▶ **Task inputs**:
* * * * *

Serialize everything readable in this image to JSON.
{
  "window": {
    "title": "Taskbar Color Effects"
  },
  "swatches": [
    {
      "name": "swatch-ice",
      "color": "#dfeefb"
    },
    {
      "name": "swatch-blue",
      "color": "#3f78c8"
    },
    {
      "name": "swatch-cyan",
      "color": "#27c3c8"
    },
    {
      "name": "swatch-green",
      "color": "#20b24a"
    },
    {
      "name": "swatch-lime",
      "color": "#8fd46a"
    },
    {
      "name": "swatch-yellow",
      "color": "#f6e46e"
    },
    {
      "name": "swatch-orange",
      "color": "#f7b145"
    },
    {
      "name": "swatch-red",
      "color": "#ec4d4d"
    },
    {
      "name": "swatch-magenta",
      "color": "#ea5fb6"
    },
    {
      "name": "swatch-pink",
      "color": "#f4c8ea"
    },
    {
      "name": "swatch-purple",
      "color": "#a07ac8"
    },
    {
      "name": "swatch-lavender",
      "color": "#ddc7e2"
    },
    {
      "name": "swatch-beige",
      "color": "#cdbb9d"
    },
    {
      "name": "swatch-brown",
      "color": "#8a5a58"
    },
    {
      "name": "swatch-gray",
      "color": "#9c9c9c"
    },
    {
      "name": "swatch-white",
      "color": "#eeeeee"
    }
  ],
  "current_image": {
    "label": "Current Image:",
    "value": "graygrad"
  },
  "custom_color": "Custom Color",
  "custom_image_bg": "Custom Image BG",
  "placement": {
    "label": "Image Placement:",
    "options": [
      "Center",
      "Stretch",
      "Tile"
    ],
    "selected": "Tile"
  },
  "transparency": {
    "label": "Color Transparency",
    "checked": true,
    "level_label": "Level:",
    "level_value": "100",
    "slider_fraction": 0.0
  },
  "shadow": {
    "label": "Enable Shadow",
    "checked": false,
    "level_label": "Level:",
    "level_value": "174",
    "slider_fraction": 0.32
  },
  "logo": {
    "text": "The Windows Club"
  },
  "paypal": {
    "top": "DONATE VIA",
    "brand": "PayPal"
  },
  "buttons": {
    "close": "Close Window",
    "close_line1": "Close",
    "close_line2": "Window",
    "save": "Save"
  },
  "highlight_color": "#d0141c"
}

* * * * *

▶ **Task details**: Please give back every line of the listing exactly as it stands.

▶ **Answer**:
Serialize everything readable in this image to JSON.
{
  "window": {
    "title": "Taskbar Color Effects"
  },
  "swatches": [
    {
      "name": "swatch-ice",
      "color": "#dfeefb"
    },
    {
      "name": "swatch-blue",
      "color": "#3f78c8"
    },
    {
      "name": "swatch-cyan",
      "color": "#27c3c8"
    },
    {
      "name": "swatch-green",
      "color": "#20b24a"
    },
    {
      "name": "swatch-lime",
      "color": "#8fd46a"
    },
    {
      "name": "swatch-yellow",
      "color": "#f6e46e"
    },
    {
      "name": "swatch-orange",
      "color": "#f7b145"
    },
    {
      "name": "swatch-red",
      "color": "#ec4d4d"
    },
    {
      "name": "swatch-magenta",
      "color": "#ea5fb6"
    },
    {
      "name": "swatch-pink",
      "color": "#f4c8ea"
    },
    {
      "name": "swatch-purple",
      "color": "#a07ac8"
    },
    {
      "name": "swatch-lavender",
      "color": "#ddc7e2"
    },
    {
      "name": "swatch-beige",
      "color": "#cdbb9d"
    },
    {
      "name": "swatch-brown",
      "color": "#8a5a58"
    },
    {
      "name": "swatch-gray",
      "color": "#9c9c9c"
    },
    {
      "name": "swatch-white",
      "color": "#eeeeee"
    }
  ],
  "current_image": {
    "label": "Current Image:",
    "value": "graygrad"
  },
  "custom_color": "Custom Color",
  "custom_image_bg": "Custom Image BG",
  "placement": {
    "label": "Image Placement:",
    "options": [
      "Center",
      "Stretch",
      "Tile"
    ],
    "selected": "Tile"
  },
  "transparency": {
    "label": "Color Transparency",
    "checked": true,
    "level_label": "Level:",
    "level_value": "100",
    "slider_fraction": 0.0
  },
  "shadow": {
    "label": "Enable Shadow",
    "checked": false,
    "level_label": "Level:",
    "level_value": "174",
    "slider_fraction": 0.32
  },
  "logo": {
    "text": "The Windows Club"
  },
  "paypal": {
    "top": "DONATE VIA",
    "brand": "PayPal"
  },
  "buttons": {
    "close": "Close Window",
    "close_line1": "Close",
    "close_line2": "Window",
    "save": "Save"
  },
  "highlight_color": "#d0141c"
}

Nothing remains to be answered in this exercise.